__PROBLEM DETAILS__
Please return the whole listing, character for character.

********************

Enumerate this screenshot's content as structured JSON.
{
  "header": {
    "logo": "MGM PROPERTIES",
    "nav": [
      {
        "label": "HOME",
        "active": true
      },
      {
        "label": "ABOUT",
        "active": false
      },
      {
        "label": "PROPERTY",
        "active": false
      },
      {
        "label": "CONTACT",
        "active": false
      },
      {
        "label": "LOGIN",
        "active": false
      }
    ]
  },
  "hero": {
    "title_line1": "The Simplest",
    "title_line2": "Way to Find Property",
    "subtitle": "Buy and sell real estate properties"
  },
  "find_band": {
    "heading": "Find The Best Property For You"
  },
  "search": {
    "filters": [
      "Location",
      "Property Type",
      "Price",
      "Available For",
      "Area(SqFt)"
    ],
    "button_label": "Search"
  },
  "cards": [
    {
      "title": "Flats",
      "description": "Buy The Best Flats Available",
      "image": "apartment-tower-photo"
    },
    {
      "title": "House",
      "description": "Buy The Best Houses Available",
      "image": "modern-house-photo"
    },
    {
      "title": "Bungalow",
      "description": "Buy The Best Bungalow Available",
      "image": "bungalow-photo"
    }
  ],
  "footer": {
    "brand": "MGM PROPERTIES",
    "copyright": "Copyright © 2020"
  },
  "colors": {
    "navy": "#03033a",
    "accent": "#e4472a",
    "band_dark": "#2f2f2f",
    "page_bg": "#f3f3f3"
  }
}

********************

__TASK SOLUTION__
Enumerate this screenshot's content as structured JSON.
{
  "header": {
    "logo": "MGM PROPERTIES",
    "nav": [
      {
        "label": "HOME",
        "active": true
      },
      {
        "label": "ABOUT",
        "active": false
      },
      {
        "label": "PROPERTY",
        "active": false
      },
      {
        "label": "CONTACT",
        "active": false
      },
      {
        "label": "LOGIN",
        "active": false
      }
    ]
  },
  "hero": {
    "title_line1": "The Simplest",
    "title_line2": "Way to Find Property",
    "subtitle": "Buy and sell real estate properties"
  },
  "find_band": {
    "heading": "Find The Best Property For You"
  },
  "search": {
    "filters": [
      "Location",
      "Property Type",
      "Price",
      "Available For",
      "Area(SqFt)"
    ],
    "button_label": "Search"
  },
  "cards": [
    {
      "title": "Flats",
      "description": "Buy The Best Flats Available",
      "image": "apartment-tower-photo"
    },
    {
      "title": "House",
      "description": "Buy The Best Houses Available",
      "image": "modern-house-photo"
    },
    {
      "title": "Bungalow",
      "description": "Buy The Best Bungalow Available",
      "image": "bungalow-photo"
    }
  ],
  "footer": {
    "brand": "MGM PROPERTIES",
    "copyright": "Copyright © 2020"
  },
  "colors": {
    "navy": "#03033a",
    "accent": "#e4472a",
    "band_dark": "#2f2f2f",
    "page_bg": "#f3f3f3"
  }
}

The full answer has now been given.